-- Opening Marker --
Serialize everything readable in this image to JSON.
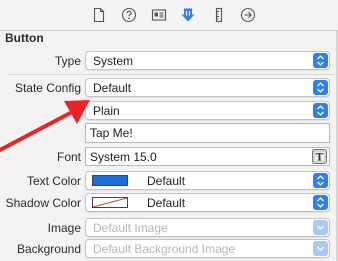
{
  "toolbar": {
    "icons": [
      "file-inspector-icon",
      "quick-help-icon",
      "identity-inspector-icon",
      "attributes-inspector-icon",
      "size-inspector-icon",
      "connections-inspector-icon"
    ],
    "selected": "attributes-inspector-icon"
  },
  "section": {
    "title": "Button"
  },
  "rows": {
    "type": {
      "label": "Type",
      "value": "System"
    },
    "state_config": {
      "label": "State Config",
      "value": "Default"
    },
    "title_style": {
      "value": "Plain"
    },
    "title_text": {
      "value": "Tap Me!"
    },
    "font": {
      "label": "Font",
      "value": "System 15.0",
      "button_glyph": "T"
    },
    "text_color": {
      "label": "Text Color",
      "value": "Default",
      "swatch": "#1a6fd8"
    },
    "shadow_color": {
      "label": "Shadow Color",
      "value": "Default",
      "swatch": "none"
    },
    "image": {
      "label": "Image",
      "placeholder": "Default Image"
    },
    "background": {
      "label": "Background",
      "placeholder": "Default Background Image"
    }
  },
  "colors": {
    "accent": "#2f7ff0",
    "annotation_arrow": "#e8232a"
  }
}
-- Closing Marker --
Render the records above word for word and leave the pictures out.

Serialize everything readable in this image to JSON.
{
  "toolbar": {
    "icons": [
      "file-inspector-icon",
      "quick-help-icon",
      "identity-inspector-icon",
      "attributes-inspector-icon",
      "size-inspector-icon",
      "connections-inspector-icon"
    ],
    "selected": "attributes-inspector-icon"
  },
  "section": {
    "title": "Button"
  },
  "rows": {
    "type": {
      "label": "Type",
      "value": "System"
    },
    "state_config": {
      "label": "State Config",
      "value": "Default"
    },
    "title_style": {
      "value": "Plain"
    },
    "title_text": {
      "value": "Tap Me!"
    },
    "font": {
      "label": "Font",
      "value": "System 15.0",
      "button_glyph": "T"
    },
    "text_color": {
      "label": "Text Color",
      "value": "Default",
      "swatch": "#1a6fd8"
    },
    "shadow_color": {
      "label": "Shadow Color",
      "value": "Default",
      "swatch": "none"
    },
    "image": {
      "label": "Image",
      "placeholder": "Default Image"
    },
    "background": {
      "label": "Background",
      "placeholder": "Default Background Image"
    }
  },
  "colors": {
    "accent": "#2f7ff0",
    "annotation_arrow": "#e8232a"
  }
}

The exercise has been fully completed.